48hillscitycollegekarnow
Judge Karnow tells the ACCJC’s lawyer where to look for his car keys. Photo by Khaled Sayed

 

By Tim Redmond

SEPTEMBER 10, 2014 – Judge Curtis Karnow heard arguments today on the immensely complicated flurry of litigation in the City College lawsuit, and while a formal ruling is probably a day or two away, the judge didn’t seem in any mood to derail the city’s case.

City Attorney Dennis Herrera has sued the Accrediting Commission for Junior and Community Colleges, arguing that the agency unfairly yanked accreditation for City College.

Karnow has already issued an injunction preventing the ACCJC from shutting down the school. The case could go to trial this fall.

But the ACJC has asked for summary judgment – in essence arguing that the undisputed facts in the case don’t amount to grounds for the city’s case to move forward. Herrera filed a similar motion, saying that the judge should rule in favor of the city without the need for a trial.

Judges in complicated cases rarely accept summary judgment motions, but the hearing showed the essence of both side’s cases.

The ACCJC lawyer, Andrew Sclar, argued that the city’s case is moot: Herrera filed under the state’s Unfair Practices Act (also known by its code section, 17200), which governs the actions of businesses. The ACCJC, he said, isn’t a business at all; it’s a nonprofit that doesn’t engage in commerce.

Sclar cited a case from Massachusetts where an agency that regulated mortuaries was found not to be a business under that’s state’s unfair practices law.

Karnow was dubious. The agency charges fees, he said, and pays salaries to people who make it their livelihood. As for using a case from Massachusetts – which has no bearing on California law – he said:

“You’re like the person who is looking for his lost car keys under the streetlight. He agrees the keys probably aren’t there, but it’s the only place where there’s enough light to look for them.”

The notion that a nonprofit doesn’t engage in commerce is a bit of a stretch. Sutter Health, which runs California Pacific Medical Center, is a nonprofit created to provide the public benefit of health care. But no sane person would argue that what happens at CPMC is not commerce: Customers (or their insurance companies) pay a fee for treatment; that fee pays the salaries and overhead of the operation.

City Attorney Dennis Herrera confers with his staff at the hearing
City Attorney Dennis Herrera confers with his staff at the hearing

The ACCJC charges community colleges a fee for its accreditation services. That fee goes for salaries and overhead. Seems pretty simple – and the judge gave no indication that he was going to buy the ACCJC argument and shut the city’s case down.

Sclar also made a stunning claim: Even if the ACCJC had done something wrong, he said, it no longer matters, since the agency has now allowed City College to re-apply for accreditation. The school is open, he said; the conflict-of-interest provisions that were obvious problems in the original accreditation process have been changed. No harm, no foul.

I ran into John Rizzo, president of the College Board, outside the hearing, and he was shaking his head. “It’s incredible,” he said. “We have lost 20 percent of our students, teachers have lost their jobs – and he says there’s no impact of what they did?”

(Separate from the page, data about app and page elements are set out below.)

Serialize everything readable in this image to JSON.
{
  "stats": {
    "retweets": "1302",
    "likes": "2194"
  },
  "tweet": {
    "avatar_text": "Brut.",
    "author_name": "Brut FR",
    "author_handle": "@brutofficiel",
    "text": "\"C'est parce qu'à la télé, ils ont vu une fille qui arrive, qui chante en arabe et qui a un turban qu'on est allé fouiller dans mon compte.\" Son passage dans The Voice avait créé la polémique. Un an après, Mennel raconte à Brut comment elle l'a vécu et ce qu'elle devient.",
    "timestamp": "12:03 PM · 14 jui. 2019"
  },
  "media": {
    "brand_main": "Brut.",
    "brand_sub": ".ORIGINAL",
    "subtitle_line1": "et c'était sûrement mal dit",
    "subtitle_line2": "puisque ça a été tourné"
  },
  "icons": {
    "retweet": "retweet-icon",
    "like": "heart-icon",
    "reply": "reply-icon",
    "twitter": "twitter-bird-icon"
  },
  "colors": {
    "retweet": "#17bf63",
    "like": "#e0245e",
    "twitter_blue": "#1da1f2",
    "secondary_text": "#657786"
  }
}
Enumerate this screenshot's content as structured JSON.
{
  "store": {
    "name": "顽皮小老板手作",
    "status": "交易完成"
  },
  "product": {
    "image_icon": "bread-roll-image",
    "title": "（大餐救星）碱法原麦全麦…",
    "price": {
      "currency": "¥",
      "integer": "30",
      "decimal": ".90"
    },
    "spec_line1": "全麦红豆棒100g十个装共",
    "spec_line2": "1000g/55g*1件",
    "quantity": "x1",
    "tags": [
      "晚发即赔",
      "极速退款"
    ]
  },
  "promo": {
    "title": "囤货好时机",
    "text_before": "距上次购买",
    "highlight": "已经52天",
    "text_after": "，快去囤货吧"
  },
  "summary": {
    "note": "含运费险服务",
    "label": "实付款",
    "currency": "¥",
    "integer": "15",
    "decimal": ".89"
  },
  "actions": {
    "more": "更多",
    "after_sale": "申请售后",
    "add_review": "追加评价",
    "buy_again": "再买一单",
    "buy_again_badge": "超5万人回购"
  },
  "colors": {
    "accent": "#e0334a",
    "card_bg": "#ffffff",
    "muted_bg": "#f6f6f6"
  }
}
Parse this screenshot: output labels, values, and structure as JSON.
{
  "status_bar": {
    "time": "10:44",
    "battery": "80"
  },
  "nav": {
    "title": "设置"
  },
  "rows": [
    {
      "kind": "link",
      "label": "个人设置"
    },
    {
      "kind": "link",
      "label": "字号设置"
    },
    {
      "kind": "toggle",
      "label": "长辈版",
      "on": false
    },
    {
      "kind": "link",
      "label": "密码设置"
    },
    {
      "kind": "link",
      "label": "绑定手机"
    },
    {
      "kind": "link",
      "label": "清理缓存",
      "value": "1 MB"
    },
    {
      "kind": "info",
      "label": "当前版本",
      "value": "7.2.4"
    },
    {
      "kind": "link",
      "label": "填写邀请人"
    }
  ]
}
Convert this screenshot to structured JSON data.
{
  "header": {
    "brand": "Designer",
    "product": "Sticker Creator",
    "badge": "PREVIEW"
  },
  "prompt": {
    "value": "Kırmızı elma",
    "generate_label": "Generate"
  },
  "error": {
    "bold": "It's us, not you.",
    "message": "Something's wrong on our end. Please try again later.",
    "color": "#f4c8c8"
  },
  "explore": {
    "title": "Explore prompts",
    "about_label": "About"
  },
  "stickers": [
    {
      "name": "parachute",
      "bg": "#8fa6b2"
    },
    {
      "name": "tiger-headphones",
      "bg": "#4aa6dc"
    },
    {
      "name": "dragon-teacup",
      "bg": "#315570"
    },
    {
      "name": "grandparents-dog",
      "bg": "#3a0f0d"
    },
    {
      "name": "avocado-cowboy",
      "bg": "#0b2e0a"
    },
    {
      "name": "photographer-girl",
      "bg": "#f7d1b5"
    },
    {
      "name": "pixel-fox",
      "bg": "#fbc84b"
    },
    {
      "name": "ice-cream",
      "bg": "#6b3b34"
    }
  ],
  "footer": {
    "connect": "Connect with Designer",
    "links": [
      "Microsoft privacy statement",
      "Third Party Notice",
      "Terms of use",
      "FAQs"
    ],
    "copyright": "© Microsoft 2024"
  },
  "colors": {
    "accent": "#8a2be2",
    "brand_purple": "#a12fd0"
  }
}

And, of course, as Deputy City Attorney Tom Lakritz noted, the new accreditation process is pretty shaky and allows no appeal.

Lakritz focused on the basics of the case: City College has a right to due process, and it was violated, over and over, by the ACCJC. Some facts that are not in dispute: The ACCJC didn’t follow its own policies. The federal Department of Education says the ACCJC didn’t follow proper procedures. The ACCJC has essentially admitted it screwed up and has since changed its rules.

“The commission amended its bylaws to change has the process works after the DOE said it was a violation of federal rules,” he said. “This is about the integrity of the process,” he said. “We seek an opportunity for City College to get a fair accreditation.”

The way the panel selected members, the fact that the appraisal team violated its own policies (which the commission admitted and changed later), the fact that the visiting team reported that City College had, in fact, completed many of the changes that the ACCJC wanted to see … all of that adds up to an unfair process, Lakritz said.

Karnow didn’t rule on any of this from the bench. If past practices are any indication, he’ll issue a written decision within the next 48 hours or so. My guess is that he won’t even consider the ACCJC’s motion for summary judgment, and will set this for trial.

At which point even more information will come out that will damage the ACCJC’s reputation and push the agency even further toward profound change or extinction.

If the accreditors had any sense, they’d cut their losses: Settle with Herrera, restore CCSF’s accreditation, and live to fight another day. Because I’m not sure the agency will survive a full public trial.